The FCJ has acknowledged the difficulties when producing claims. In the decision “Communication Channel” from 2014 the court stated:
“Insofar as claims are already formulated in an application, these have […] only a provisional character. It is only in the course of the subsequent examination procedure that it is necessary to work out what is protectable in the light of the prior art and for which claims the applicant seeks protection.”
As a consequence, the claims of a patent application have not to perfectly define the scope-of-protection when initially submitting the application. Submitting perfect claims initially is even impossible because of the lacking information that will be provided by the examiner (e.g. prior art).
Initial claims of the patent application should provide an adaptable starting point in order to arrive at a broad, intelligible, and enforceable claim set for the patent, i.e. at the end of the granting process or of an opposition procedure. This should be the fifth rule for drafting claims for a patent application.

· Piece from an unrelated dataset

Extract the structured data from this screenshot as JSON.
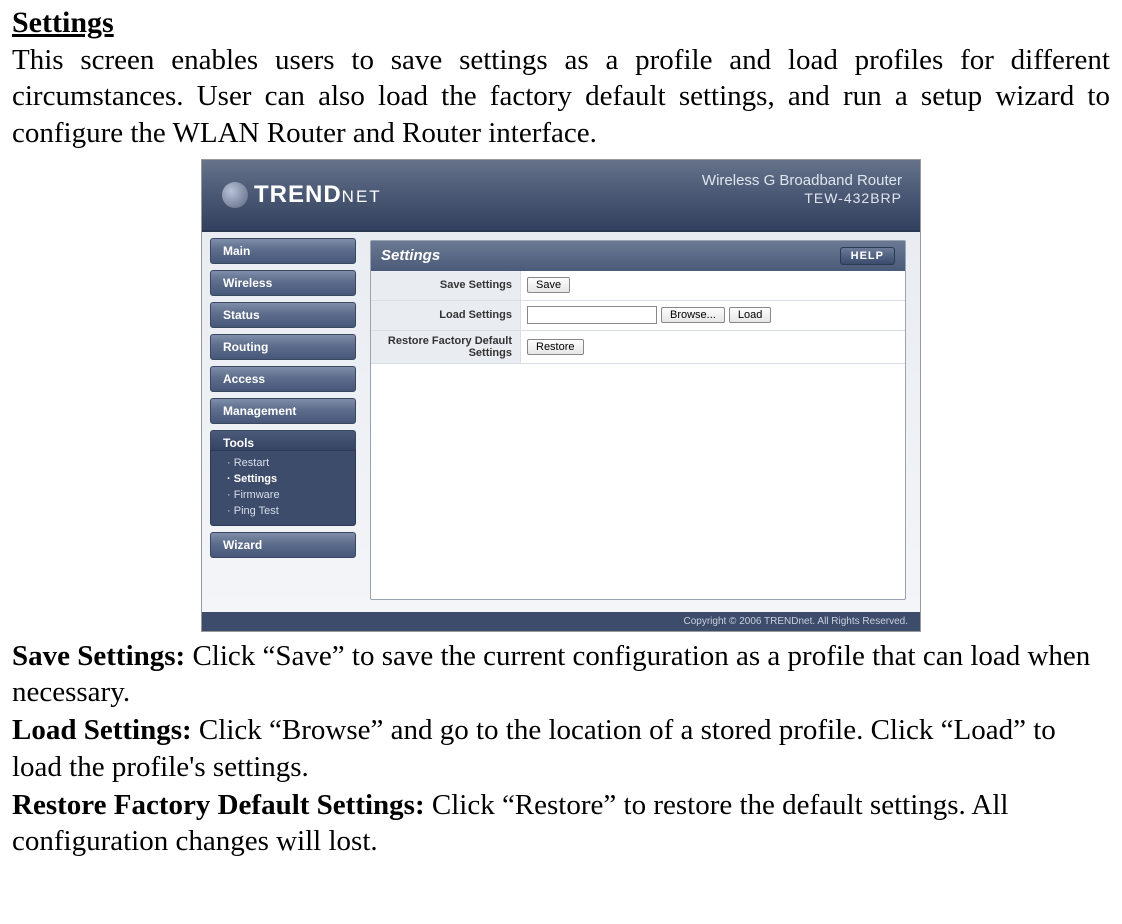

In sum, the five rules are:
1. An independent claim must only comprise features that exist in all embodiments of the invention.
2. An inventor/owner must always be able to understand what the broadest form of the invention is. And she/he should know how it is protected by an independent claim.
3. Claim language must provide a clear impression of the invention and facilitate a prior art search by an examiner.
4. A claims must be devoid of any bottlenecks or hard-to-proof features.
5. Initial claims of a patent application have to provide an adaptable starting point for the granting procedure. The goal is to arrive at a broad, intelligible, and enforceable claim set for a patent.